The following example may help better explain the concept:

Examples:

  • A borrower possessing a USD400,000 property has a current mortgage with just a 4 percent interest rate, USD100,000 unpaid debts, and 10 years left. The loan’s monthly principal and interest payment is USD1,432. If the owner repays the loan on time, the outstanding interest will be USD30,040. The homeowner is eligible for a USD100,000 HELOC with a 3.75 percent interest rate, a 5-year draw term, and a 15-year repayment term. The homeowner takes USD100,000 first from HELOC and uses it to repay the mortgage.
  • During the 5-year withdrawal term, the HELOC borrower may submit interest-inclusive payments of USD313. Payments will rise to USD727, including principal, over the following 15 years. In any case, contrasted to the USD1,432 mortgage repayment, this saves a significant amount of money monthly at the expense of prolonging the repayment time by approximately 10 years. A HELOC mortgage payment can also save you money on interest. If the borrower only pays principal during the drawing window, the cumulative interest costs during the HELOC’s 20-year term are USD30,900. In essence USD860, is more than if the homeowner continued to make payments on the previous loan.

Nevertheless, if the client maintained primarily interest payments for year one and then started contributing sufficient interest to repay off the HELOC in 9 years, the principal amount would be USD17,977. That’s USD12,063 lower than the previous mortgage’s outstanding payments of USD30,040. And the monthly premium for the previous 9 years would have been just USD340 or USD1,092, far less than the initial mortgage payments.

[Read More: Lending Money Credit Cards Topics Information]

4. Limits of HELOC Mortgage Payoff

HELOCs have certain unique risks and limits. To start with, this technique is only available to residents who have a significant amount of equity in relation to the home’s worth. Lenders often cap the combined balance of the HELOC and current mortgage at 80 percent of the assessed value of the house. That implies an owner with a USD300,000 properties and a USD125,000 loan might only qualify for a USD115,000 HELOC, because it may amount to be 80% of USD300,000, or USD115,000 + USD125,000 = USD240,000.

The house must be valued 2.5 times the mortgage debt to qualify for an 80 percent HELOC loan-to-value.
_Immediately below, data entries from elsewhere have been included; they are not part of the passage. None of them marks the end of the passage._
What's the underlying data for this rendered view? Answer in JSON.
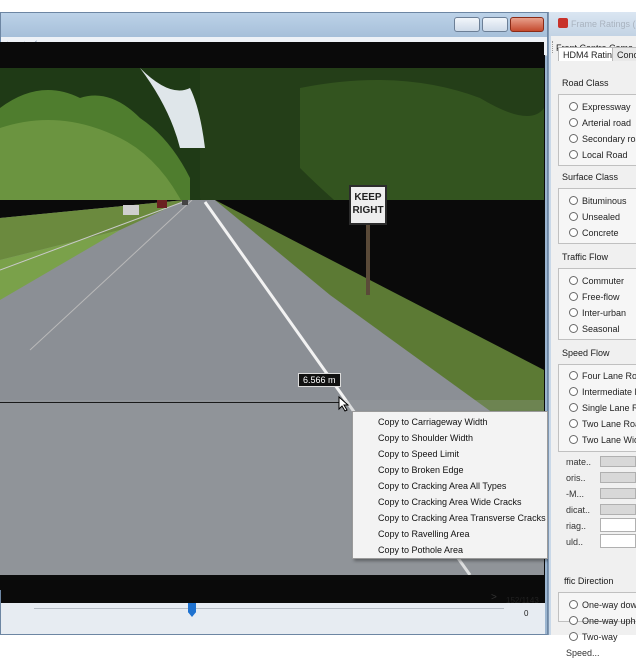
{
  "video": {
    "sign_text_1": "KEEP",
    "sign_text_2": "RIGHT",
    "measurement": "6.566 m",
    "frame_counter": "152/1143",
    "frame_sub": "0",
    "next_glyph": ">"
  },
  "context_menu": {
    "items": [
      "Copy to Carriageway Width",
      "Copy to Shoulder Width",
      "Copy to Speed Limit",
      "Copy to Broken Edge",
      "Copy to Cracking Area All Types",
      "Copy to Cracking Area Wide Cracks",
      "Copy to Cracking Area Transverse Cracks",
      "Copy to Ravelling Area",
      "Copy to Pothole Area"
    ]
  },
  "ratings": {
    "window_title": "Frame Ratings (F",
    "camera": "Front Centre Came",
    "tabs": [
      "HDM4 Rating",
      "Conc"
    ],
    "road_class": {
      "label": "Road Class",
      "options": [
        "Expressway",
        "Arterial road",
        "Secondary road",
        "Local Road"
      ]
    },
    "surface_class": {
      "label": "Surface Class",
      "options": [
        "Bituminous",
        "Unsealed",
        "Concrete"
      ]
    },
    "traffic_flow": {
      "label": "Traffic Flow",
      "options": [
        "Commuter",
        "Free-flow",
        "Inter-urban",
        "Seasonal"
      ]
    },
    "speed_flow": {
      "label": "Speed Flow",
      "options": [
        "Four Lane Road",
        "Intermediate Ro",
        "Single Lane Ro",
        "Two Lane Road",
        "Two Lane Wide"
      ]
    },
    "fields": [
      "mate..",
      "oris..",
      "-M...",
      "dicat..",
      "riag..",
      "uld.."
    ],
    "traffic_direction": {
      "label": "ffic Direction",
      "options": [
        "One-way downhi",
        "One-way uphill",
        "Two-way"
      ]
    },
    "speed_label": "Speed..."
  }
}
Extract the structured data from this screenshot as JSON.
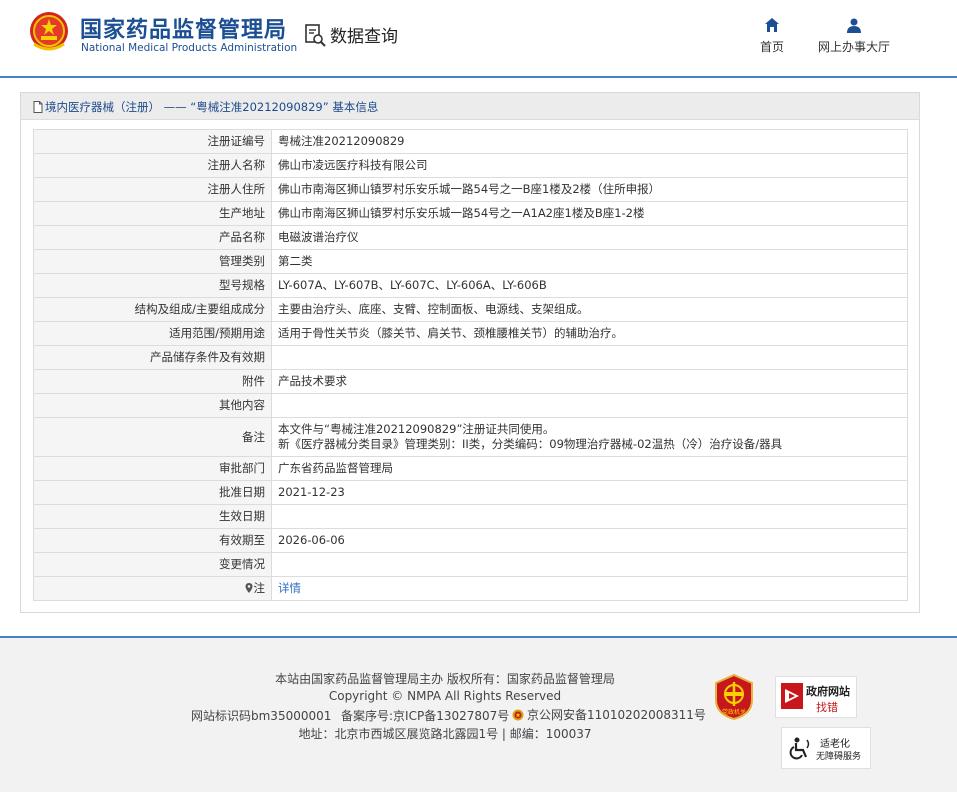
{
  "header": {
    "logo_cn": "国家药品监督管理局",
    "logo_en": "National Medical Products Administration",
    "data_query": "数据查询",
    "nav": {
      "home": "首页",
      "online_hall": "网上办事大厅"
    },
    "colors": {
      "brand": "#1b4f93",
      "accent_line": "#4a7fc4"
    }
  },
  "breadcrumb": "境内医疗器械（注册） —— “粤械注准20212090829” 基本信息",
  "fields": [
    {
      "label": "注册证编号",
      "value": "粤械注准20212090829"
    },
    {
      "label": "注册人名称",
      "value": "佛山市凌远医疗科技有限公司"
    },
    {
      "label": "注册人住所",
      "value": "佛山市南海区狮山镇罗村乐安乐城一路54号之一B座1楼及2楼（住所申报）"
    },
    {
      "label": "生产地址",
      "value": "佛山市南海区狮山镇罗村乐安乐城一路54号之一A1A2座1楼及B座1-2楼"
    },
    {
      "label": "产品名称",
      "value": "电磁波谱治疗仪"
    },
    {
      "label": "管理类别",
      "value": "第二类"
    },
    {
      "label": "型号规格",
      "value": "LY-607A、LY-607B、LY-607C、LY-606A、LY-606B"
    },
    {
      "label": "结构及组成/主要组成成分",
      "value": "主要由治疗头、底座、支臂、控制面板、电源线、支架组成。"
    },
    {
      "label": "适用范围/预期用途",
      "value": "适用于骨性关节炎（膝关节、肩关节、颈椎腰椎关节）的辅助治疗。"
    },
    {
      "label": "产品储存条件及有效期",
      "value": ""
    },
    {
      "label": "附件",
      "value": "产品技术要求"
    },
    {
      "label": "其他内容",
      "value": ""
    }
  ],
  "remark": {
    "label": "备注",
    "line1": "本文件与“粤械注准20212090829”注册证共同使用。",
    "line2": "新《医疗器械分类目录》管理类别：II类，分类编码：09物理治疗器械-02温热（冷）治疗设备/器具"
  },
  "fields2": [
    {
      "label": "审批部门",
      "value": "广东省药品监督管理局"
    },
    {
      "label": "批准日期",
      "value": "2021-12-23"
    },
    {
      "label": "生效日期",
      "value": ""
    },
    {
      "label": "有效期至",
      "value": "2026-06-06"
    },
    {
      "label": "变更情况",
      "value": ""
    }
  ],
  "note": {
    "label": "注",
    "link": "详情"
  },
  "footer": {
    "line1": "本站由国家药品监督管理局主办 版权所有：国家药品监督管理局",
    "line2": "Copyright © NMPA All Rights Reserved",
    "site_id": "网站标识码bm35000001",
    "icp": "备案序号:京ICP备13027807号",
    "police": "京公网安备11010202008311号",
    "address": "地址：北京市西城区展览路北露园1号 | 邮编：100037",
    "badge_red_text": "党政机关",
    "gov_badge_line1": "政府网站",
    "gov_badge_line2": "找错",
    "acc_badge_line1": "适老化",
    "acc_badge_line2": "无障碍服务"
  }
}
Some creditors might well have loan-to-value standards that are lower or higher. For one instance, HELOCs do not have closing fees, which may go into the hundreds of dollars, but they may have yearly fees. These may be as little as USD50 every year, but they mount up well over the term of the mortgage.

Furthermore, the amount necessary to repay off a loan may be greater than the remaining sum. Numerous lenders impose prepayment fees if you pay off your loan early. Before employing this technique, a HELOC borrower must get a payback quote from the mortgage provider.
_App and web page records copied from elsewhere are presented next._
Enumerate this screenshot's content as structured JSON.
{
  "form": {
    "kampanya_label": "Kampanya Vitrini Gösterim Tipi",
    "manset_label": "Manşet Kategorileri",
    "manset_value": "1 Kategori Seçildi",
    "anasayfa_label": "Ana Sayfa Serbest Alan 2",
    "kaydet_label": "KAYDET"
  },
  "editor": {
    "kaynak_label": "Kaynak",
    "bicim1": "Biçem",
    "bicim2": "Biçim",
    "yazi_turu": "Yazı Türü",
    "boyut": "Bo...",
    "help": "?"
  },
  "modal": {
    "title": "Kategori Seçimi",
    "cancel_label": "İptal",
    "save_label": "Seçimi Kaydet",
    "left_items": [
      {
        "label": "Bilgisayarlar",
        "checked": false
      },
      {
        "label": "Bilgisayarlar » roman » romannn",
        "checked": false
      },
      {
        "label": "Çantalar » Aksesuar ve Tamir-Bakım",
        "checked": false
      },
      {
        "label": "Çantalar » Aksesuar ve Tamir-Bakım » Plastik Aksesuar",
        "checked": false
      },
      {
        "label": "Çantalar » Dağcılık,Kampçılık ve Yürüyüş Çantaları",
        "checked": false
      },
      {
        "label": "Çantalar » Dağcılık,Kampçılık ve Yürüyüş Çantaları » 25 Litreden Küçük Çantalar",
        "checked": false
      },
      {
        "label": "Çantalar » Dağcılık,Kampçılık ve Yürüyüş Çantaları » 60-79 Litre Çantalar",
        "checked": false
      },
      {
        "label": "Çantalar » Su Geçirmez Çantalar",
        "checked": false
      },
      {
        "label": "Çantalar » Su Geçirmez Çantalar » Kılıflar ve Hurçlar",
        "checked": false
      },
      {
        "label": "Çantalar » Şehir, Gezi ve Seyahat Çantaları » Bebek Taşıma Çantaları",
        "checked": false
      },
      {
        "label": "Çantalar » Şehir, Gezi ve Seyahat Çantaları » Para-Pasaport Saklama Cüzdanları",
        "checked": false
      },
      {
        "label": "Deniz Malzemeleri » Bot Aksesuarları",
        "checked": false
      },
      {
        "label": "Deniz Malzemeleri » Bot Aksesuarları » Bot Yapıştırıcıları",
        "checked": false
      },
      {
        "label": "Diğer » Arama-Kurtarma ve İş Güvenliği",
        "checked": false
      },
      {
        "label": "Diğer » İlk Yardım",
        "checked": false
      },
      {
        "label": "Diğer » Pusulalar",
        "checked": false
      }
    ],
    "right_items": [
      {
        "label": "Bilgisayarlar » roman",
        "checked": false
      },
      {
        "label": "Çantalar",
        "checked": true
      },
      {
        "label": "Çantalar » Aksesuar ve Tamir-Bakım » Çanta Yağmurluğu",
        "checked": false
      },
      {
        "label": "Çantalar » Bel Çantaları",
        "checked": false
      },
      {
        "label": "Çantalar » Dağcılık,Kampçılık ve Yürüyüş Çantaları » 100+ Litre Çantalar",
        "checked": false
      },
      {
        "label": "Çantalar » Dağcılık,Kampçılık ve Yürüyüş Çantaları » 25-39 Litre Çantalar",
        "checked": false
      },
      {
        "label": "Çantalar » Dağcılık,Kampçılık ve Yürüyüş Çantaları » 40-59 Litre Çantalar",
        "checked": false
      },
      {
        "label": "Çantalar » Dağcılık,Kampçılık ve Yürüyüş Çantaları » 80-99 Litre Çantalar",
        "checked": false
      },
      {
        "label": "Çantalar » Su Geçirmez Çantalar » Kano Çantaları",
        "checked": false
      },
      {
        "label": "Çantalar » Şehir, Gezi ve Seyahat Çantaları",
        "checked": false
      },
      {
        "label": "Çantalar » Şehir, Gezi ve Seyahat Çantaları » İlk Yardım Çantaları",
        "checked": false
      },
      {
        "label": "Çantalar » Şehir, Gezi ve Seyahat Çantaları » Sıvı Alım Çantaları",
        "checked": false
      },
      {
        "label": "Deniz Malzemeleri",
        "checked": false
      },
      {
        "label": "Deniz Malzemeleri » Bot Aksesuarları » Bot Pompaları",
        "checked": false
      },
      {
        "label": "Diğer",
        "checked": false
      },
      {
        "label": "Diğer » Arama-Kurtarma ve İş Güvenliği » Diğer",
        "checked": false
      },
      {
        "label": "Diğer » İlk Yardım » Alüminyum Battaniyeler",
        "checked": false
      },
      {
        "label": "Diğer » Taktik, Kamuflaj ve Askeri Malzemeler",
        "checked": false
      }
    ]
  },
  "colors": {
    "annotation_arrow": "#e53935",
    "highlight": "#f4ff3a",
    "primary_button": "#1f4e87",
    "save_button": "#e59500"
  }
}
Another danger is the possibility of interest rate adjustments. If the benchmark interest rate climbs, so will the HELOC expense and monthly payment.

It’s also vital to note that owning entails paying property taxes and purchasing insurance. To make these payments, many mortgage payments contain escrow sums. These necessary fees are not included in a HELOC interest-and-principal or interest-only payment.
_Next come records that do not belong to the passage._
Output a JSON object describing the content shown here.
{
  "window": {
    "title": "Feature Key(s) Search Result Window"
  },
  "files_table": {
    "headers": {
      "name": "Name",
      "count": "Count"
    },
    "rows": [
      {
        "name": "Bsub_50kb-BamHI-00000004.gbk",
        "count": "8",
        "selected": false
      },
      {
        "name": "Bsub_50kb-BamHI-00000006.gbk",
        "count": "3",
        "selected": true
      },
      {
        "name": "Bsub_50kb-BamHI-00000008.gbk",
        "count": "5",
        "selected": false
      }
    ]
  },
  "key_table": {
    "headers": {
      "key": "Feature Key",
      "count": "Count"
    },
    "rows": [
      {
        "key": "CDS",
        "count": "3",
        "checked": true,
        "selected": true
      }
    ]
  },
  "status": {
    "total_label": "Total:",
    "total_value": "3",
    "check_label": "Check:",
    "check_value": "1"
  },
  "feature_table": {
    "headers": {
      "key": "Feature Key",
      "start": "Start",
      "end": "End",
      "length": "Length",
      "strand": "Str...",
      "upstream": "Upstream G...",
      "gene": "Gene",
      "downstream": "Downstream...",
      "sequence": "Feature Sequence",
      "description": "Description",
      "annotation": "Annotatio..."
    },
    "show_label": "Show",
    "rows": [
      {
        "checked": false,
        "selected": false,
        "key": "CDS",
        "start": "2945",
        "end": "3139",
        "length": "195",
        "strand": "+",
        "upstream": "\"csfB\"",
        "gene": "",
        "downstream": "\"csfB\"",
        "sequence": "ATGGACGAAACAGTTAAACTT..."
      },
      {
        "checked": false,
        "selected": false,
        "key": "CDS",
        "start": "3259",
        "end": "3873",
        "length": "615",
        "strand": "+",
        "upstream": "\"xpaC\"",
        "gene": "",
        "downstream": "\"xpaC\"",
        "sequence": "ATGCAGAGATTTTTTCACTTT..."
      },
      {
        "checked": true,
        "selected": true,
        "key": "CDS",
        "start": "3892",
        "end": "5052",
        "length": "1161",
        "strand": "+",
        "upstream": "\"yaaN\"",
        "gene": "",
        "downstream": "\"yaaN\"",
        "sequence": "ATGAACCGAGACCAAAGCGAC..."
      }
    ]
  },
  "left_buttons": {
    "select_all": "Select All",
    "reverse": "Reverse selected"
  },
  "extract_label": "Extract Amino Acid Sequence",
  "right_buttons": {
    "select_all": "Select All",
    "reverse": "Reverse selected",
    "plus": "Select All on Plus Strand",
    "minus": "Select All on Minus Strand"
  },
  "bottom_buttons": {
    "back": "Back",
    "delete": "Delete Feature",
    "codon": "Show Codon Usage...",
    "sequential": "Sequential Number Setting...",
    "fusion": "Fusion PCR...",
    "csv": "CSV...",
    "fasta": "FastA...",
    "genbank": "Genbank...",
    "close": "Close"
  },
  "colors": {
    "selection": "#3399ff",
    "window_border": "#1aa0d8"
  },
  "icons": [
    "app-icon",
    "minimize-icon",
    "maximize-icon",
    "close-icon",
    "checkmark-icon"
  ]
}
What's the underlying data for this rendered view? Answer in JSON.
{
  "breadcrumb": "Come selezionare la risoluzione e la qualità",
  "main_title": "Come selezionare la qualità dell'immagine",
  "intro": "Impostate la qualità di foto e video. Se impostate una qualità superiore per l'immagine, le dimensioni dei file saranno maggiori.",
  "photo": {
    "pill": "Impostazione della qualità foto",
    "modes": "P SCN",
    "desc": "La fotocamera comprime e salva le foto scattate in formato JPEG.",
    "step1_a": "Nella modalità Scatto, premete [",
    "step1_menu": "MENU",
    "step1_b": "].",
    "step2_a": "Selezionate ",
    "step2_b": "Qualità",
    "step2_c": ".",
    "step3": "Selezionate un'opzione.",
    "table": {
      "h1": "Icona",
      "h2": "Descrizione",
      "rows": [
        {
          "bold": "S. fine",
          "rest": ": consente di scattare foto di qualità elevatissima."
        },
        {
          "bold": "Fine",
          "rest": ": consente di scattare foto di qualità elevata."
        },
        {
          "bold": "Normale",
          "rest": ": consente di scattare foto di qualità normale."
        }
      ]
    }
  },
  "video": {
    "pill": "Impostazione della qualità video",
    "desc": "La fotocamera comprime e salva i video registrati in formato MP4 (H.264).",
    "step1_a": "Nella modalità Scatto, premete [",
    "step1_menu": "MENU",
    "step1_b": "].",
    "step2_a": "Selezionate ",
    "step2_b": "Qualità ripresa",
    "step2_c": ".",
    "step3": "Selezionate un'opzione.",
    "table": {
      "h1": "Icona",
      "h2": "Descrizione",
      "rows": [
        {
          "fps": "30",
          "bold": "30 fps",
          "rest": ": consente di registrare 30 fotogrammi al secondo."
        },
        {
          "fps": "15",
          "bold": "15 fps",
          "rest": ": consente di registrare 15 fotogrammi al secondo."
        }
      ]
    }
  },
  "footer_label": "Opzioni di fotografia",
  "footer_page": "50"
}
The house of a HELOC borrower acts as collateral, and if the homeowner fails, the lender may foreclose and seize control of the home. However, because the mortgage is already secured by the house, substituting it with a HELOC does not inherently increase risk.

5. Bottom Line

A HELOC can indeed be utilised to pay down a mortgage, freeing up considerable cash and lowering overall interest payments. However, only a homeowner with a property worth much more than the mortgage total can utilise a HELOC to pay off the mortgage fully at once. This technique also has some extra expenses, constraints, and hazards, such as the possibility of escalating interest percentages.

If you want more money tips...

Join us and stay up to date on all current offers and tips!

By clicking on ‘SIGN ME UP’, you agree to our Terms of Use & Privacy Policy

Other Posts You May Enjoy:

What is a hard money lender?

Are you a student looking for the perfect credit card option? The Stanford Federal Credit Union Student Visa Credit Card has all of your needs